Another question from LYL:
What do people thank you for?
Well, that’s easy.
Don’t mistake this statement for a lack of gratitude on my part. It’s based on the simple fact that in order to be thanked for something, you need to do something. And I do so little that even if someone wanted to thank me for something, they’d be hard pressed to find anything.
The only thing I’ve been thanked for in recent memory is my presence. Given that that’s about all I can offer in my usual state of mind, that’s not a surprise.
But something about being thanked for my presence causes a sting of pain rather than the warmth of appreciation. Like I’m capable of more, so being thanked for doing nothing feels like a frequently repeated reminder of my lack of value, my failure to use my own abilities.
In truth, I’m thanked almost daily. In my video games. Yes, by other real people. For my presence, as usual. But also for skill. For effort. For contribution.

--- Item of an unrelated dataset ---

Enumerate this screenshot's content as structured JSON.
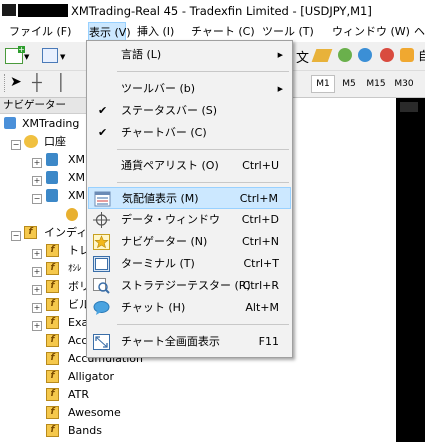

My skill, effort, and contribution just don’t leave my keyboard, which makes it difficult for people outside of it to thank me even if they wanted to.
Trying to be more positive and get to the point of the question, I think the idea here is to discover what you’re good at through external expressions of gratitude. I have been told what I’m good at.

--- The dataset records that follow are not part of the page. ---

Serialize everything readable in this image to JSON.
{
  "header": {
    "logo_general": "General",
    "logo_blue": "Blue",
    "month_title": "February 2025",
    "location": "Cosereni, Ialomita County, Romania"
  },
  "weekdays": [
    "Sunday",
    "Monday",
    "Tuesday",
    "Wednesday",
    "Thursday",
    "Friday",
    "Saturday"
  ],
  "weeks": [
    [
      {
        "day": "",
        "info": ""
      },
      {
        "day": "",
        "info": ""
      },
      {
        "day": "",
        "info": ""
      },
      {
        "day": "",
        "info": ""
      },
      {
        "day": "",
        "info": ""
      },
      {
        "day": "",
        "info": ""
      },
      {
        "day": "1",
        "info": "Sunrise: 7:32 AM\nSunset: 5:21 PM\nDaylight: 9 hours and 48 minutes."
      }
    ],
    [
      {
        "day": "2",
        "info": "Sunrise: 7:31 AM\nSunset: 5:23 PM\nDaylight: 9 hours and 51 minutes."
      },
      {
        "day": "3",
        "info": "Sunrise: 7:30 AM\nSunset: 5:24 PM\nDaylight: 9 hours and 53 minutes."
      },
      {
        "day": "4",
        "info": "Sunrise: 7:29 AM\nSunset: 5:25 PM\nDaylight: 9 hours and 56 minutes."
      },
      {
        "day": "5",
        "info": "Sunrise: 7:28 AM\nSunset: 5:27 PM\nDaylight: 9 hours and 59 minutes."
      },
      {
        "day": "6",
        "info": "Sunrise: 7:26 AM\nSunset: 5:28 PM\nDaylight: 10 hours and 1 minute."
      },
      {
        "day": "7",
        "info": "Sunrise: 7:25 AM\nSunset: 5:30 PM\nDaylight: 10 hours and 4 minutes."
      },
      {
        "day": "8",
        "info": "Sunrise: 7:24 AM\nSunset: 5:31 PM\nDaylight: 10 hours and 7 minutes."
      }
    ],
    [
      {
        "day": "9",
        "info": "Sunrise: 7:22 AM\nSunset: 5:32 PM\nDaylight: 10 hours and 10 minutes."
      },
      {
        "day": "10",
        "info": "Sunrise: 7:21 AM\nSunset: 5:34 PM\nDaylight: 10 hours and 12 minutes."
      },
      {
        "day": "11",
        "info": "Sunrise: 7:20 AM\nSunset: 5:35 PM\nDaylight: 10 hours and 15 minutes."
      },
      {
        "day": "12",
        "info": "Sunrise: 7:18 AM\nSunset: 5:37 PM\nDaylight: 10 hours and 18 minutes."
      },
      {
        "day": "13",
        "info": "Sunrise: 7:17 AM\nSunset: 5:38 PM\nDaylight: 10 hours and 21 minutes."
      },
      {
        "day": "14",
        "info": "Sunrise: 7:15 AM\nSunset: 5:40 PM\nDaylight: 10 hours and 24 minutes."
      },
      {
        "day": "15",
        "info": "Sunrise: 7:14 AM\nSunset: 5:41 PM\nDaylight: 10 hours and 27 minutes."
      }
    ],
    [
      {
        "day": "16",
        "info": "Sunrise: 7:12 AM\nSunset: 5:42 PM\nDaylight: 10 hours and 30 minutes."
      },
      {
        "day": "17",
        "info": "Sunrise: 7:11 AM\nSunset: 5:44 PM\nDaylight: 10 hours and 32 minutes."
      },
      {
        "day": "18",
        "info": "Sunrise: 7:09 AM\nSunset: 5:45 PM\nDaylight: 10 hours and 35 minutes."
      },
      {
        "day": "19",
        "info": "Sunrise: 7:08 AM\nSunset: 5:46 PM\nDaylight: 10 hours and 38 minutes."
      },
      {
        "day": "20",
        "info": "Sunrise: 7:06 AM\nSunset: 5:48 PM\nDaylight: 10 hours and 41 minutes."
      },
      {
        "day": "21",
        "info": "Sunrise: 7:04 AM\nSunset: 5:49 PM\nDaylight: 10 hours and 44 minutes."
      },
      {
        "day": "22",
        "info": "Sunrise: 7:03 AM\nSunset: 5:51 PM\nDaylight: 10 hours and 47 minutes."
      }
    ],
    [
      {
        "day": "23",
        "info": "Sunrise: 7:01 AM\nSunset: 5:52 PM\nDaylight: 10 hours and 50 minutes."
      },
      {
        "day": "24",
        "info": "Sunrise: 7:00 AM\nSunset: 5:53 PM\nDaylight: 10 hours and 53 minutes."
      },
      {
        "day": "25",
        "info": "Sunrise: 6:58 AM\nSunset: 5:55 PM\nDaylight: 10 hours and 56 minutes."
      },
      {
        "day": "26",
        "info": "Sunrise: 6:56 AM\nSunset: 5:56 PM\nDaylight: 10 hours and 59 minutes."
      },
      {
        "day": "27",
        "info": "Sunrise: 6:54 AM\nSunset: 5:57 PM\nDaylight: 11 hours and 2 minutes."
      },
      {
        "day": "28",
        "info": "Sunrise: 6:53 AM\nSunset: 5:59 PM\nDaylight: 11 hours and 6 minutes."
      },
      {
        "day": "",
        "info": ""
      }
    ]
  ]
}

I have amazing copyediting skills. Truly. As others put it for me, editing is my “superpower.” I know what the English rules and intricacies are. I know how to use and abuse them for both function and style. I have edited professional writers’ works and when there were no true errors to be found, I offered endless marginal notes about why they might consider different phrasings for possible emphases. I could be tested, licensed, maybe study further, see where it leads, but I’m not sure I want to. While I enjoy such work, the expectations that go along with it tend to be more than I can handle, sending me fleeing as soon as things begin to go well.
I can draw. With a pencil and paper. I’m not that good at it, but I know exactly why: a lack of practice. I’ve done well enough that I’ve amazed myself in the few attempts I’ve made. I know that if I were to put in nothing more than time, I could find great joy and nurture a very real talent. I was once told by an instructor I respected that I should make sure that whatever I do, I don’t stop drawing. I did, though. I stopped. I don’t put in the time. My lack of practice comes from a lack of passion, but the lack of passion comes from a disorder of the mind.

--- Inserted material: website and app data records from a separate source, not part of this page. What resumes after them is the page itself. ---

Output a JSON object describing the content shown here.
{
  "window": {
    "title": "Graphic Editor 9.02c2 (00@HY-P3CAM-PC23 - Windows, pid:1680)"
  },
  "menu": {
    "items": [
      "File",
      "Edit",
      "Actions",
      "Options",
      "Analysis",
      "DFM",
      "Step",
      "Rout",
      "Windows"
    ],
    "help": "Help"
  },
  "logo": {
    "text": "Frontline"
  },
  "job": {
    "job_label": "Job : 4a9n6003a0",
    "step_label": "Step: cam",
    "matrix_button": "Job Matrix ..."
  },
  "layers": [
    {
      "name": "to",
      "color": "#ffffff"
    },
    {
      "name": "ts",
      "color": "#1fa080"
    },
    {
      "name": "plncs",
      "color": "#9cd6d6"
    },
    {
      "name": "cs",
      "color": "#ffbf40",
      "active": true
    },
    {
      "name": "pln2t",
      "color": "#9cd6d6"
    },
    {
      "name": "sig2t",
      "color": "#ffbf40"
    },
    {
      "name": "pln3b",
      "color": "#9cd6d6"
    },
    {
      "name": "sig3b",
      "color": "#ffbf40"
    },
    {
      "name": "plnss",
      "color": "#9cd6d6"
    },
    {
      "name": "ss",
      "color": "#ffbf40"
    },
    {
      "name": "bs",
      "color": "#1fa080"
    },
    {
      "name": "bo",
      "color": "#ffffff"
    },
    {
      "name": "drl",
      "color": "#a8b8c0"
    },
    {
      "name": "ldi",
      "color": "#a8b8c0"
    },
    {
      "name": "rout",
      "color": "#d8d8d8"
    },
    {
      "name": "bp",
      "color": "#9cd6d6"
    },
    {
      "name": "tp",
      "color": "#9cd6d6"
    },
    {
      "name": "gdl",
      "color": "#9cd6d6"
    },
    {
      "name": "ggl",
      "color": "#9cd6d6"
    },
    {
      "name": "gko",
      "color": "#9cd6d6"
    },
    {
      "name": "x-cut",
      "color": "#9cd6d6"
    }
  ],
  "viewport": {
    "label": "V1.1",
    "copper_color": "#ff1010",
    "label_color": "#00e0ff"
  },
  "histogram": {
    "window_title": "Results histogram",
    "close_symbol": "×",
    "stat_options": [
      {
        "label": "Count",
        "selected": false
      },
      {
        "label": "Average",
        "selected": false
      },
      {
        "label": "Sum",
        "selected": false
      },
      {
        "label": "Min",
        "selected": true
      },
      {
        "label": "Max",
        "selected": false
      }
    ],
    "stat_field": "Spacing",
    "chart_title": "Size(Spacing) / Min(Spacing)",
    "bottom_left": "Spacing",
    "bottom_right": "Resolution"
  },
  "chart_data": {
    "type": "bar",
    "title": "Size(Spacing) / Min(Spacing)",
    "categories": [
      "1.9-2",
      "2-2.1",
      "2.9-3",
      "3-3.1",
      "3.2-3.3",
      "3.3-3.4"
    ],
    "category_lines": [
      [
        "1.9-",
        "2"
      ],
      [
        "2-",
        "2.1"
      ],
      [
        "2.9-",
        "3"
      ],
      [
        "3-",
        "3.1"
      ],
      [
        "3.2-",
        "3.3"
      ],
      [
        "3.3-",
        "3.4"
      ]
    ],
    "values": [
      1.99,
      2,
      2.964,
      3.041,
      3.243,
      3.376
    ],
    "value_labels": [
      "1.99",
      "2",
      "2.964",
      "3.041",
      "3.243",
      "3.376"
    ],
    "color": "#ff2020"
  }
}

I don’t do any of the things that make me feel better. Drawing is simply one of many.
Those are things I’ve been thanked for in years long past, things that echo through to the present and ripple off the shield of my absent enthusiasm. The repercussions of this are decades of lost time, and a dark fear of a colourless future for myself and those chained to me.